▶ [What is needed]: In the copy, keep every record exact and leave out all images.

◆ ◆ ◆ ◆ ◆

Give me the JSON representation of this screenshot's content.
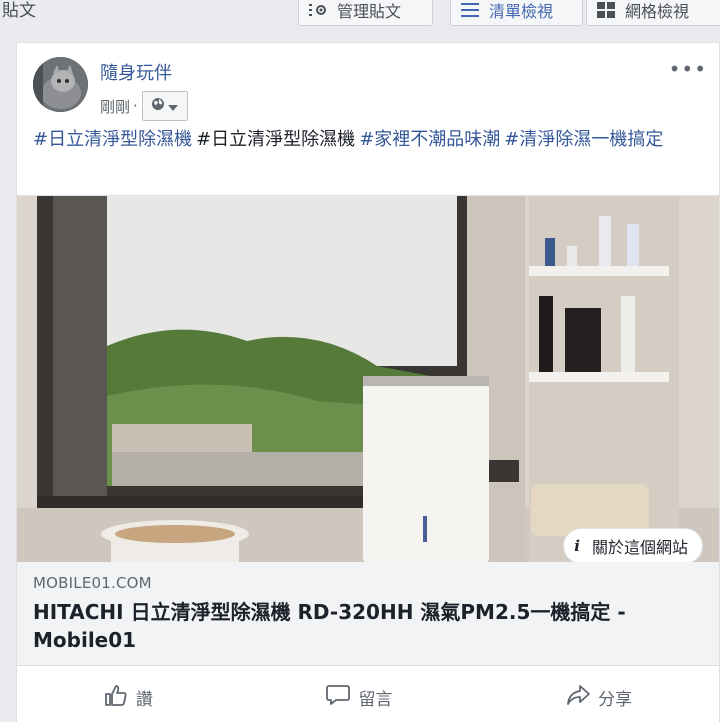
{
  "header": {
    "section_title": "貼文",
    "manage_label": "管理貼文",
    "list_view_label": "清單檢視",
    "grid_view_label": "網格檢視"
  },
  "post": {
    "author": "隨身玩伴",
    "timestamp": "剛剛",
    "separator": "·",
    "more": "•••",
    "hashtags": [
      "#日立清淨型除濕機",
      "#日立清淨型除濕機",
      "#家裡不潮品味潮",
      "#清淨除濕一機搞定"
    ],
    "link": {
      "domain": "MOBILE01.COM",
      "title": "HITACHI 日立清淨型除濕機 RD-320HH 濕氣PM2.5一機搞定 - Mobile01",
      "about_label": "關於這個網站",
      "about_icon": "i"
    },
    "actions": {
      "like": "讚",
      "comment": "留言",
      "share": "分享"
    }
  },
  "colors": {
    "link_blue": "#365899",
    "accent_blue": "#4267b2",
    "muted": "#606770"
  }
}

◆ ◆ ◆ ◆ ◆

▶ [Your solution]:
Give me the JSON representation of this screenshot's content.
{
  "header": {
    "section_title": "貼文",
    "manage_label": "管理貼文",
    "list_view_label": "清單檢視",
    "grid_view_label": "網格檢視"
  },
  "post": {
    "author": "隨身玩伴",
    "timestamp": "剛剛",
    "separator": "·",
    "more": "•••",
    "hashtags": [
      "#日立清淨型除濕機",
      "#日立清淨型除濕機",
      "#家裡不潮品味潮",
      "#清淨除濕一機搞定"
    ],
    "link": {
      "domain": "MOBILE01.COM",
      "title": "HITACHI 日立清淨型除濕機 RD-320HH 濕氣PM2.5一機搞定 - Mobile01",
      "about_label": "關於這個網站",
      "about_icon": "i"
    },
    "actions": {
      "like": "讚",
      "comment": "留言",
      "share": "分享"
    }
  },
  "colors": {
    "link_blue": "#365899",
    "accent_blue": "#4267b2",
    "muted": "#606770"
  }
}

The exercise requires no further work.